START Provided data
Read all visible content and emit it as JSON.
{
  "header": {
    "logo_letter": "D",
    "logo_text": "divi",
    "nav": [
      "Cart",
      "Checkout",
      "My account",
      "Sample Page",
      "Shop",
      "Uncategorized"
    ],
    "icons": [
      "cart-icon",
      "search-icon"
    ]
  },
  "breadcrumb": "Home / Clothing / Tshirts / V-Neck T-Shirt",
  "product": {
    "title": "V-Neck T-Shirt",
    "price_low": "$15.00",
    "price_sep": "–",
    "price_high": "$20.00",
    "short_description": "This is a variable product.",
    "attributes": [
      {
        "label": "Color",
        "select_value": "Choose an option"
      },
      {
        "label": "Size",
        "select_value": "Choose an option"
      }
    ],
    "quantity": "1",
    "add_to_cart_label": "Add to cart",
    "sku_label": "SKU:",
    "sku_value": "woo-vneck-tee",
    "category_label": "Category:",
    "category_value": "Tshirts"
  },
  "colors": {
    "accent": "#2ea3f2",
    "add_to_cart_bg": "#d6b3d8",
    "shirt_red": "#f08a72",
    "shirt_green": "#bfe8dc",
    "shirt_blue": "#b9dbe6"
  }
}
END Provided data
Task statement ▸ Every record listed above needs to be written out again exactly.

Response to this task ▸
Read all visible content and emit it as JSON.
{
  "header": {
    "logo_letter": "D",
    "logo_text": "divi",
    "nav": [
      "Cart",
      "Checkout",
      "My account",
      "Sample Page",
      "Shop",
      "Uncategorized"
    ],
    "icons": [
      "cart-icon",
      "search-icon"
    ]
  },
  "breadcrumb": "Home / Clothing / Tshirts / V-Neck T-Shirt",
  "product": {
    "title": "V-Neck T-Shirt",
    "price_low": "$15.00",
    "price_sep": "–",
    "price_high": "$20.00",
    "short_description": "This is a variable product.",
    "attributes": [
      {
        "label": "Color",
        "select_value": "Choose an option"
      },
      {
        "label": "Size",
        "select_value": "Choose an option"
      }
    ],
    "quantity": "1",
    "add_to_cart_label": "Add to cart",
    "sku_label": "SKU:",
    "sku_value": "woo-vneck-tee",
    "category_label": "Category:",
    "category_value": "Tshirts"
  },
  "colors": {
    "accent": "#2ea3f2",
    "add_to_cart_bg": "#d6b3d8",
    "shirt_red": "#f08a72",
    "shirt_green": "#bfe8dc",
    "shirt_blue": "#b9dbe6"
  }
}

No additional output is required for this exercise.